_Task directions_:
Extract the entries in their exact form.

(Data about app and page elements)

────────────────────

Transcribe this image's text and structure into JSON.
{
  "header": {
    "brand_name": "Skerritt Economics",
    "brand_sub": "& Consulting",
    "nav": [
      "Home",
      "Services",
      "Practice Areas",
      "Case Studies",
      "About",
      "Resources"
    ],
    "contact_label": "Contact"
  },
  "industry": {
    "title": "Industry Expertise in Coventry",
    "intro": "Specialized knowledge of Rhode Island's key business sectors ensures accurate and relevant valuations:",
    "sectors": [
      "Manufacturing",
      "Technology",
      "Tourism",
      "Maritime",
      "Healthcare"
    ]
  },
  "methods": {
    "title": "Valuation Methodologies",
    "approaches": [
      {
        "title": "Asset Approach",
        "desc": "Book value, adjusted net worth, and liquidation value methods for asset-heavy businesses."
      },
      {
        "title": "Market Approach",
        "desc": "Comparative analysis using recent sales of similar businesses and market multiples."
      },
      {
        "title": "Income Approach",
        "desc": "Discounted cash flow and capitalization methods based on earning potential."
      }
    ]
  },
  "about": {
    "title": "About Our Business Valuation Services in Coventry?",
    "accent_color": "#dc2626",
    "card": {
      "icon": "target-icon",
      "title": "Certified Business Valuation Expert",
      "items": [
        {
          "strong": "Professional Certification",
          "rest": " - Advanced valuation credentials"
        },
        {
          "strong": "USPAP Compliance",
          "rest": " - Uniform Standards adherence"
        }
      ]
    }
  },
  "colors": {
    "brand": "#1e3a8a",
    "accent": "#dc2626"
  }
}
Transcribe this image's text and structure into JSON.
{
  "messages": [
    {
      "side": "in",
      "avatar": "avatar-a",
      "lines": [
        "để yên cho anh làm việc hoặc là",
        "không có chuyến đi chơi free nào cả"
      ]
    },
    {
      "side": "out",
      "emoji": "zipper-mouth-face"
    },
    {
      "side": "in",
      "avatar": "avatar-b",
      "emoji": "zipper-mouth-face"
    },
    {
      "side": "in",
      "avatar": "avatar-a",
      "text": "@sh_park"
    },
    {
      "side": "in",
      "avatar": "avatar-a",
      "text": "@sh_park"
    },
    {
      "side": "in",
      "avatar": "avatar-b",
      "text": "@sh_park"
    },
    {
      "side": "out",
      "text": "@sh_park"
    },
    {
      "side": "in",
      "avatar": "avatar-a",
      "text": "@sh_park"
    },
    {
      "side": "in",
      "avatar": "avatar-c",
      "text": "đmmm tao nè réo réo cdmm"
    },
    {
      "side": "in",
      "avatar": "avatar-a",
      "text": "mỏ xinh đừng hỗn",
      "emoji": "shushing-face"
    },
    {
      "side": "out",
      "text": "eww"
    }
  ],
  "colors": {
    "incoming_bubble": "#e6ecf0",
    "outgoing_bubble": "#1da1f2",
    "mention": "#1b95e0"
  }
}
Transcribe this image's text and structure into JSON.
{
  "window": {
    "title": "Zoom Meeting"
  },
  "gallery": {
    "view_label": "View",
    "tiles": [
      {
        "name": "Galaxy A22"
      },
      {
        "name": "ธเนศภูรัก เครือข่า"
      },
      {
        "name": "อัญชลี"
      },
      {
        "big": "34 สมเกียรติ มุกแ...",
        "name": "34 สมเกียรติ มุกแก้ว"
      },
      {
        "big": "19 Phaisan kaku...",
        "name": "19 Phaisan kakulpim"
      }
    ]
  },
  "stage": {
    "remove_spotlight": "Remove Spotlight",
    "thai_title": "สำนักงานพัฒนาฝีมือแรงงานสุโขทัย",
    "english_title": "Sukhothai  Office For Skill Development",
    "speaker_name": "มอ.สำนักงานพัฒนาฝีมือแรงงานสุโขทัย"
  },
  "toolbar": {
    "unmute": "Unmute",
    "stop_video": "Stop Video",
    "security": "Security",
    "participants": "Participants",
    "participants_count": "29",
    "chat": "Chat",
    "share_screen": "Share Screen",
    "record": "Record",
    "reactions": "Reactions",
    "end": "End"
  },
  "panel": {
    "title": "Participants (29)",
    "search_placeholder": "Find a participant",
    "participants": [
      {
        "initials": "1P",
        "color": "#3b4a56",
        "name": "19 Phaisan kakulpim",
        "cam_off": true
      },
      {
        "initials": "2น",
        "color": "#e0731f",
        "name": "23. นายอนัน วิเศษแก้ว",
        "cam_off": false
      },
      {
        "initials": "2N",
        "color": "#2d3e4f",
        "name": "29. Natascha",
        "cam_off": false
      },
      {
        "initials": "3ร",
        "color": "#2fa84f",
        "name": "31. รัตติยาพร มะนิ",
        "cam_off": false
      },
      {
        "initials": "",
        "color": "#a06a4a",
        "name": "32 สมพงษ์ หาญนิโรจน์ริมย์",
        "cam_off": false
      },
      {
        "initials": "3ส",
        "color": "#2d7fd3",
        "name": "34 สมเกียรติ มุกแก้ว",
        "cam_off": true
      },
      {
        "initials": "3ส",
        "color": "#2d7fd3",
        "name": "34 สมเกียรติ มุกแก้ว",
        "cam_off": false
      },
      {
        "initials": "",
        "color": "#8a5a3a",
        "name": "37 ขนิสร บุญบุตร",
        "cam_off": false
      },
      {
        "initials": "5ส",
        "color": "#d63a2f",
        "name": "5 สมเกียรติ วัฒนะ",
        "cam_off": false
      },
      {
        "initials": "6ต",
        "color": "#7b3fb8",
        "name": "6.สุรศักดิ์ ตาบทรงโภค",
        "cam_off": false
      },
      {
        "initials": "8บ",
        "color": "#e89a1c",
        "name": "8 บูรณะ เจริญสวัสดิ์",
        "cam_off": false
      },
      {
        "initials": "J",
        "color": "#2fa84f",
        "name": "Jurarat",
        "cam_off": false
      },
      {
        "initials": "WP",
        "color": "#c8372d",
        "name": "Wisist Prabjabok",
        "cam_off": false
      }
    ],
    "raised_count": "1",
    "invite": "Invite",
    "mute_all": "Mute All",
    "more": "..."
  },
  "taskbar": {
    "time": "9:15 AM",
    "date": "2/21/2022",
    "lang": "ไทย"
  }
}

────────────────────

_Result for this task_:
Transcribe this image's text and structure into JSON.
{
  "header": {
    "brand_name": "Skerritt Economics",
    "brand_sub": "& Consulting",
    "nav": [
      "Home",
      "Services",
      "Practice Areas",
      "Case Studies",
      "About",
      "Resources"
    ],
    "contact_label": "Contact"
  },
  "industry": {
    "title": "Industry Expertise in Coventry",
    "intro": "Specialized knowledge of Rhode Island's key business sectors ensures accurate and relevant valuations:",
    "sectors": [
      "Manufacturing",
      "Technology",
      "Tourism",
      "Maritime",
      "Healthcare"
    ]
  },
  "methods": {
    "title": "Valuation Methodologies",
    "approaches": [
      {
        "title": "Asset Approach",
        "desc": "Book value, adjusted net worth, and liquidation value methods for asset-heavy businesses."
      },
      {
        "title": "Market Approach",
        "desc": "Comparative analysis using recent sales of similar businesses and market multiples."
      },
      {
        "title": "Income Approach",
        "desc": "Discounted cash flow and capitalization methods based on earning potential."
      }
    ]
  },
  "about": {
    "title": "About Our Business Valuation Services in Coventry?",
    "accent_color": "#dc2626",
    "card": {
      "icon": "target-icon",
      "title": "Certified Business Valuation Expert",
      "items": [
        {
          "strong": "Professional Certification",
          "rest": " - Advanced valuation credentials"
        },
        {
          "strong": "USPAP Compliance",
          "rest": " - Uniform Standards adherence"
        }
      ]
    }
  },
  "colors": {
    "brand": "#1e3a8a",
    "accent": "#dc2626"
  }
}
Transcribe this image's text and structure into JSON.
{
  "messages": [
    {
      "side": "in",
      "avatar": "avatar-a",
      "lines": [
        "để yên cho anh làm việc hoặc là",
        "không có chuyến đi chơi free nào cả"
      ]
    },
    {
      "side": "out",
      "emoji": "zipper-mouth-face"
    },
    {
      "side": "in",
      "avatar": "avatar-b",
      "emoji": "zipper-mouth-face"
    },
    {
      "side": "in",
      "avatar": "avatar-a",
      "text": "@sh_park"
    },
    {
      "side": "in",
      "avatar": "avatar-a",
      "text": "@sh_park"
    },
    {
      "side": "in",
      "avatar": "avatar-b",
      "text": "@sh_park"
    },
    {
      "side": "out",
      "text": "@sh_park"
    },
    {
      "side": "in",
      "avatar": "avatar-a",
      "text": "@sh_park"
    },
    {
      "side": "in",
      "avatar": "avatar-c",
      "text": "đmmm tao nè réo réo cdmm"
    },
    {
      "side": "in",
      "avatar": "avatar-a",
      "text": "mỏ xinh đừng hỗn",
      "emoji": "shushing-face"
    },
    {
      "side": "out",
      "text": "eww"
    }
  ],
  "colors": {
    "incoming_bubble": "#e6ecf0",
    "outgoing_bubble": "#1da1f2",
    "mention": "#1b95e0"
  }
}
Transcribe this image's text and structure into JSON.
{
  "window": {
    "title": "Zoom Meeting"
  },
  "gallery": {
    "view_label": "View",
    "tiles": [
      {
        "name": "Galaxy A22"
      },
      {
        "name": "ธเนศภูรัก เครือข่า"
      },
      {
        "name": "อัญชลี"
      },
      {
        "big": "34 สมเกียรติ มุกแ...",
        "name": "34 สมเกียรติ มุกแก้ว"
      },
      {
        "big": "19 Phaisan kaku...",
        "name": "19 Phaisan kakulpim"
      }
    ]
  },
  "stage": {
    "remove_spotlight": "Remove Spotlight",
    "thai_title": "สำนักงานพัฒนาฝีมือแรงงานสุโขทัย",
    "english_title": "Sukhothai  Office For Skill Development",
    "speaker_name": "มอ.สำนักงานพัฒนาฝีมือแรงงานสุโขทัย"
  },
  "toolbar": {
    "unmute": "Unmute",
    "stop_video": "Stop Video",
    "security": "Security",
    "participants": "Participants",
    "participants_count": "29",
    "chat": "Chat",
    "share_screen": "Share Screen",
    "record": "Record",
    "reactions": "Reactions",
    "end": "End"
  },
  "panel": {
    "title": "Participants (29)",
    "search_placeholder": "Find a participant",
    "participants": [
      {
        "initials": "1P",
        "color": "#3b4a56",
        "name": "19 Phaisan kakulpim",
        "cam_off": true
      },
      {
        "initials": "2น",
        "color": "#e0731f",
        "name": "23. นายอนัน วิเศษแก้ว",
        "cam_off": false
      },
      {
        "initials": "2N",
        "color": "#2d3e4f",
        "name": "29. Natascha",
        "cam_off": false
      },
      {
        "initials": "3ร",
        "color": "#2fa84f",
        "name": "31. รัตติยาพร มะนิ",
        "cam_off": false
      },
      {
        "initials": "",
        "color": "#a06a4a",
        "name": "32 สมพงษ์ หาญนิโรจน์ริมย์",
        "cam_off": false
      },
      {
        "initials": "3ส",
        "color": "#2d7fd3",
        "name": "34 สมเกียรติ มุกแก้ว",
        "cam_off": true
      },
      {
        "initials": "3ส",
        "color": "#2d7fd3",
        "name": "34 สมเกียรติ มุกแก้ว",
        "cam_off": false
      },
      {
        "initials": "",
        "color": "#8a5a3a",
        "name": "37 ขนิสร บุญบุตร",
        "cam_off": false
      },
      {
        "initials": "5ส",
        "color": "#d63a2f",
        "name": "5 สมเกียรติ วัฒนะ",
        "cam_off": false
      },
      {
        "initials": "6ต",
        "color": "#7b3fb8",
        "name": "6.สุรศักดิ์ ตาบทรงโภค",
        "cam_off": false
      },
      {
        "initials": "8บ",
        "color": "#e89a1c",
        "name": "8 บูรณะ เจริญสวัสดิ์",
        "cam_off": false
      },
      {
        "initials": "J",
        "color": "#2fa84f",
        "name": "Jurarat",
        "cam_off": false
      },
      {
        "initials": "WP",
        "color": "#c8372d",
        "name": "Wisist Prabjabok",
        "cam_off": false
      }
    ],
    "raised_count": "1",
    "invite": "Invite",
    "mute_all": "Mute All",
    "more": "..."
  },
  "taskbar": {
    "time": "9:15 AM",
    "date": "2/21/2022",
    "lang": "ไทย"
  }
}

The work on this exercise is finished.